Records shown:

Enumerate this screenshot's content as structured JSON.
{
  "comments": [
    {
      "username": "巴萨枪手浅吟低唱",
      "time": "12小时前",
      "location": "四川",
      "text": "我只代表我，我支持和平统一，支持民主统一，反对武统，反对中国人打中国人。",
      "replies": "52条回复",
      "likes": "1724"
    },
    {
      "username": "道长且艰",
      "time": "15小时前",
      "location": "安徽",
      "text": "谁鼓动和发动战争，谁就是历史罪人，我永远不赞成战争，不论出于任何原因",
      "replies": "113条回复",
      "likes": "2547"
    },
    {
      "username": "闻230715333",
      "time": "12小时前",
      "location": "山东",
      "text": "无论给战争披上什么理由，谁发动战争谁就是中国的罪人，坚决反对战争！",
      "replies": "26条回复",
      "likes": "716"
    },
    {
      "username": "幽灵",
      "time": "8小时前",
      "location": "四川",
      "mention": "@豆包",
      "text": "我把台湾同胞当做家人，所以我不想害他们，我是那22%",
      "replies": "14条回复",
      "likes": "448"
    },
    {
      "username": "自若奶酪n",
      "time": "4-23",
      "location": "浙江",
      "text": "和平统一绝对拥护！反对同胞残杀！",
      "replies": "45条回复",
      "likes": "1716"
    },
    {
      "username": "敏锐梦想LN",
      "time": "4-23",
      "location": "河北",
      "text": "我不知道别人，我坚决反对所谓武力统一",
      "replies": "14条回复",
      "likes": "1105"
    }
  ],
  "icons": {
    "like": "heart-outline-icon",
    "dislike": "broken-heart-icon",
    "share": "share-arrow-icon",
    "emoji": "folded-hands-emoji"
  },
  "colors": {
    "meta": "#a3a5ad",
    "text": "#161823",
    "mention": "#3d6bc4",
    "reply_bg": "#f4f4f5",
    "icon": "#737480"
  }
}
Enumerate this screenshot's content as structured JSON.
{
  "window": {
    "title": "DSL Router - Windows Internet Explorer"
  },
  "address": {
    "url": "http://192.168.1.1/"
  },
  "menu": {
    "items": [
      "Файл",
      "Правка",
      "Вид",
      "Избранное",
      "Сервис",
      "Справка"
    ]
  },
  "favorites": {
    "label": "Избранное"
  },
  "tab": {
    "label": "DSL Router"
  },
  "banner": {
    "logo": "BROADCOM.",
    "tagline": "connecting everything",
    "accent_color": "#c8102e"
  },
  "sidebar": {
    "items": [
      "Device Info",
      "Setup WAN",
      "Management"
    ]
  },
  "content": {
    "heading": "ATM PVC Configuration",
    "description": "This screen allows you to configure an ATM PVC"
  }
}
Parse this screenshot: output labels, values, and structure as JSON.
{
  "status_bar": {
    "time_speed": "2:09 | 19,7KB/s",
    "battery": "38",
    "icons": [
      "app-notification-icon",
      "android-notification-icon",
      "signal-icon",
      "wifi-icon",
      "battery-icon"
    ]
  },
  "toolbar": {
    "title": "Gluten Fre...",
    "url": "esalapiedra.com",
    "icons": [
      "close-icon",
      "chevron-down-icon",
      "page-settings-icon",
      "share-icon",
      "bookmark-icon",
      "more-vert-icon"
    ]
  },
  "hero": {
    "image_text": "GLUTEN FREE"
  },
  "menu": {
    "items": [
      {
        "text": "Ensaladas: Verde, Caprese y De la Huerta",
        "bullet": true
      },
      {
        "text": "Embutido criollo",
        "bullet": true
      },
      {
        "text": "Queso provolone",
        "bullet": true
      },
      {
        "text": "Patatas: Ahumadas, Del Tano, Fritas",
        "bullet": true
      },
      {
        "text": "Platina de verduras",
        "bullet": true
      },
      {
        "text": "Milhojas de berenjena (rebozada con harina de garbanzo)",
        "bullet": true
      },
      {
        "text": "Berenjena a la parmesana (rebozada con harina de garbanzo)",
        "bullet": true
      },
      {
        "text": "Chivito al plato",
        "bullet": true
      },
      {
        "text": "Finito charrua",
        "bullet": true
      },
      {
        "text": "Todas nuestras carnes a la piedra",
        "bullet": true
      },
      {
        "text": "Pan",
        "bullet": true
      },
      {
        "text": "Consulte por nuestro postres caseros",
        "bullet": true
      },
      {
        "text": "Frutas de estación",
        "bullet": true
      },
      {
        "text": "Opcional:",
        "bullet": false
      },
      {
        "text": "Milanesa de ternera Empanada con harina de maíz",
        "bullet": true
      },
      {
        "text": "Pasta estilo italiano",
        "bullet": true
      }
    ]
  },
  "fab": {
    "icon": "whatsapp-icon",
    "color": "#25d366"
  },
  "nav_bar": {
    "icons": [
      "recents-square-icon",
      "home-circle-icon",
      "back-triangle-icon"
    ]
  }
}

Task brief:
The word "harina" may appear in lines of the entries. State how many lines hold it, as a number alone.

Answer for the task:
3